Click on over to Cynsations to read Cynthia's interview of Drew Hayden Taylor. He wrote a young adult novel that I came across last March. I've yet to blog it, but do recommend it, especially for fans of vampire stories. His novel is called The Night Wanderer.
In the interview, he says:
"...I took a European legend and indigenized it.
Simply put, its the story about an Ojibway man who, 350 years ago, made his way to Europe and was bitten by a vampire. He spent all those years wandering Europe, feeling homesick but unwilling to return as the monster he'd become. But finally, unable to stop himself, he makes his way back to where his village once was in Canada, and it's now a First Nations community. He takes up residency at a bed-and-breakfast, in the basement apartment. In that same house is a sixteen-year-old girl, Tiffany, who is having problems with her white boyfriend, father, and herself. Eventually, both their lives intertwine, and things happen!"
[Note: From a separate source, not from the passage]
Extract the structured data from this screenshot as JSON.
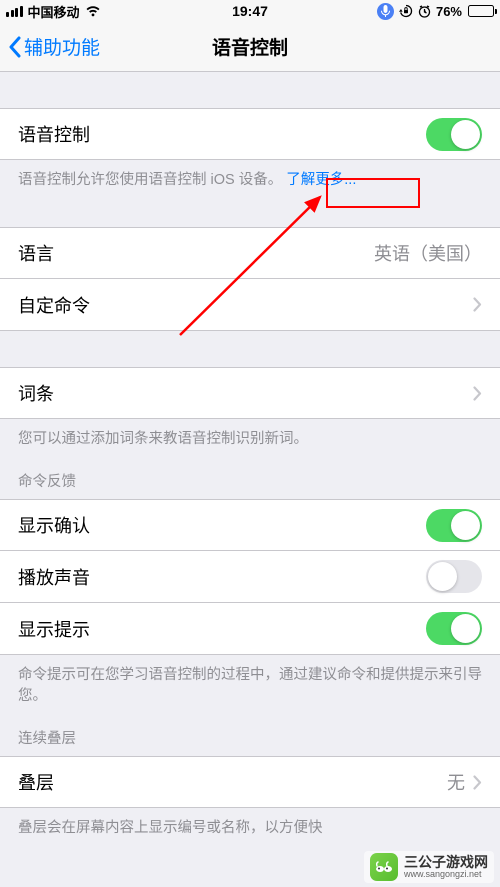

He indigenized a European legend. That word, indigenize, has been coming into greater use in recent years. I've written an article called "Indigenizing Children's Literature." Published this month in the electronic journal called Journal of Language and Literacy, the abstract reads:
In this article the author situates the analysis of two popular children’s books in theoretical frameworks emerging from American Indian Studies. Using a new historicist lens, she discusses Anne Rockwell’s (1999) Thanksgiving Day and Laura Ingalls Wilder’s (1935/1971) Little House on the Prairie and suggests that these books function as obstacles for the understanding of the Other in American and global society.I welcome your critique of the article, and suggest you read Drew's novel. If you want to learn more about him, visit his website.